Voting rights should not be a partisan issue, but there is no disputing that it has become one. Last year, on the anniversary of the Voting Rights Act being signed into law, the Georgia representative reminded us of why the right to vote is paramount. In his own words:

We must confront the fact that there are forces in our society that want to reverse that democratic legacy. They do not want to be subject to the will of the people, but prefer a society where the wealthy have a greater say in the future of America than their numbers would dictate. They want to eliminate checks and balances and pave a route to a freewheeling environment for corporations to make money, even at the expense of the least and most vulnerable among us. All we have to do is say no to this tyranny and begin to stand up and speak out for the heritage of equality and justice most Americans believe in.

Democrats are now renewing their efforts to pass H.R. 4 in honor of Lewis. Whether they succeed remains up for debate — Senate Majority Leader Mitch McConnell has yet to bring the bill up for a vote, and Democrats are putting pressure on him to do so before the Senate breaks for August recess. (read more)

New Series Alert: The calendar says Election Day will be November 3, but there’s little agreement on anything else. Arguments about who can vote, and how those ballots should be cast and counted, are unlikely to end by the time the polls close.

That’s why we’re launching a new eight-part series — America Decides 2020 — where editors and reporters for WhoWhatWhy explore these critical issues, and how they could shape US democracy for years to come. First up: early voting, explained.

What is early voting, how can you cast an early ballot, and what happens if you want to change your vote on Election Day?

Early voting lets you cast your ballot as you would on Election Day, but in advance of a scheduled election. It comes in one of two ways: mail-in or absentee balloting, and in-person voting. Casting a ballot in person allows more flexibility and does not create the long lines we usually see on Election Day. (read more)

Next week, we discuss voting-by-mail. Stay tuned.

Felons’ Voting Rights Remains Uncertain: The Supreme Court declined to hear a case last week regarding whether individuals with past felony convictions must pay any outstanding fines or fees before they can register to vote. Nearly one million Floridians are now at risk of missing out on their right to vote this November.

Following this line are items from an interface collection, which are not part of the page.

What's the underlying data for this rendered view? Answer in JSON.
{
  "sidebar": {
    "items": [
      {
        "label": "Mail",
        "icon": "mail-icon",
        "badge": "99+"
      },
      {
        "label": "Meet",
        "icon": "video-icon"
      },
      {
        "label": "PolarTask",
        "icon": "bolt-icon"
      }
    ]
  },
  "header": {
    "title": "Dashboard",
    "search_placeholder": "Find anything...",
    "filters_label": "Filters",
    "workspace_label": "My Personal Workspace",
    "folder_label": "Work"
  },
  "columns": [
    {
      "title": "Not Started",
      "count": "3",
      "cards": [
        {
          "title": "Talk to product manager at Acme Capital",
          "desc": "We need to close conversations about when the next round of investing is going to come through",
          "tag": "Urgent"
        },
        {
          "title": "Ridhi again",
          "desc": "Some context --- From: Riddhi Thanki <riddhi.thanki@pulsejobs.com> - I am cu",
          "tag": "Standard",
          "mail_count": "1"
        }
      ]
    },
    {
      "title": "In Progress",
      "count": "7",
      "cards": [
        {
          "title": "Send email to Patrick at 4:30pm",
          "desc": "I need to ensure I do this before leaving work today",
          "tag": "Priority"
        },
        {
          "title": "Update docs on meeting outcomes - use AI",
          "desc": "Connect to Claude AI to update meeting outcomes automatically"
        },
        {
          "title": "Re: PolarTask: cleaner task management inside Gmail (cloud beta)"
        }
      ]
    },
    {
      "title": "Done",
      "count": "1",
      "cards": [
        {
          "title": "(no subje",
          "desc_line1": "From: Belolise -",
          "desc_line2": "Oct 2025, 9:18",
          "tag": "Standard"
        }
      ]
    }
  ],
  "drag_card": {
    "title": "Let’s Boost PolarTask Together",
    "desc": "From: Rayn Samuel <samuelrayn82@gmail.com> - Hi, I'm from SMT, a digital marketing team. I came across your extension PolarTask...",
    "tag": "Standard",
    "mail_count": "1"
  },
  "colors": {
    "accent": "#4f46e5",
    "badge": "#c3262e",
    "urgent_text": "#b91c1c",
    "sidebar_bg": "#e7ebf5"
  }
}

The Eleventh Circuit Court of Appeals will hear the case again next month; it’s been a long and hard-fought battle between voting-rights groups and the Florida State Legislature. Voters overwhelmingly passed a 2018 ballot measure to amend the state constitution and restore voting rights for former felons, but lawmakers included language requiring individuals to pay up first when they codified the amendment.

Justice Sonya Sotomayor, in her dissenting opinion, wrote that the law acted as a “voter paywall” and the Supreme Court’s decision to not hear the case “continues a trend of condoning disfranchisement.” (read more)

If Trump Doesn’t Accept the Election Results: We should expect to see nothing less than what we have already seen — a condemnation of how the election is being carried out and claims of widespread voter fraud.

“I think mail-in voting is going to rig the election,” Trump told Fox News’s Chris Wallace on Sunday, adding that he “has to see” whether he will accept a potential loss this November. Buckle up, folks, it’s going to be a bumpy ride. (read more)

More Census Mayhem: The Supreme Court decided last year that the Trump administration could not add a citizenship question to the 2020 Census. While a Supreme Court decision has historically been where most debates end, it is hardly the end for President Donald Trump.

The White House announced earlier today that Trump signed an executive order banning noncitizens from being counted in the 2020 Census. The ACLU is already out with a statement suggesting that it will file a federal lawsuit:

“The Constitution requires that everyone in the U.S. be counted in the census. President Trump can’t pick and choose,” Dale Ho, director of the ACLU’s Voting Rights Project, said in a statement. “His latest attempt to weaponize the census for an attack on immigrant communities will be found unconstitutional. We’ll see him in court, and win, again.” (read more)

WhoWhatWhy and Readers’ Picks of the Week:

Where else do you see journalism of this quality and value?

Please help us do more. Make a tax-deductible contribution now.

Our Comment Policy

Keep it civilized, keep it relevant, keep it clear, keep it short. Please do not post links or promotional material. We reserve the right to edit and to delete comments where necessary.

print

Comments are closed.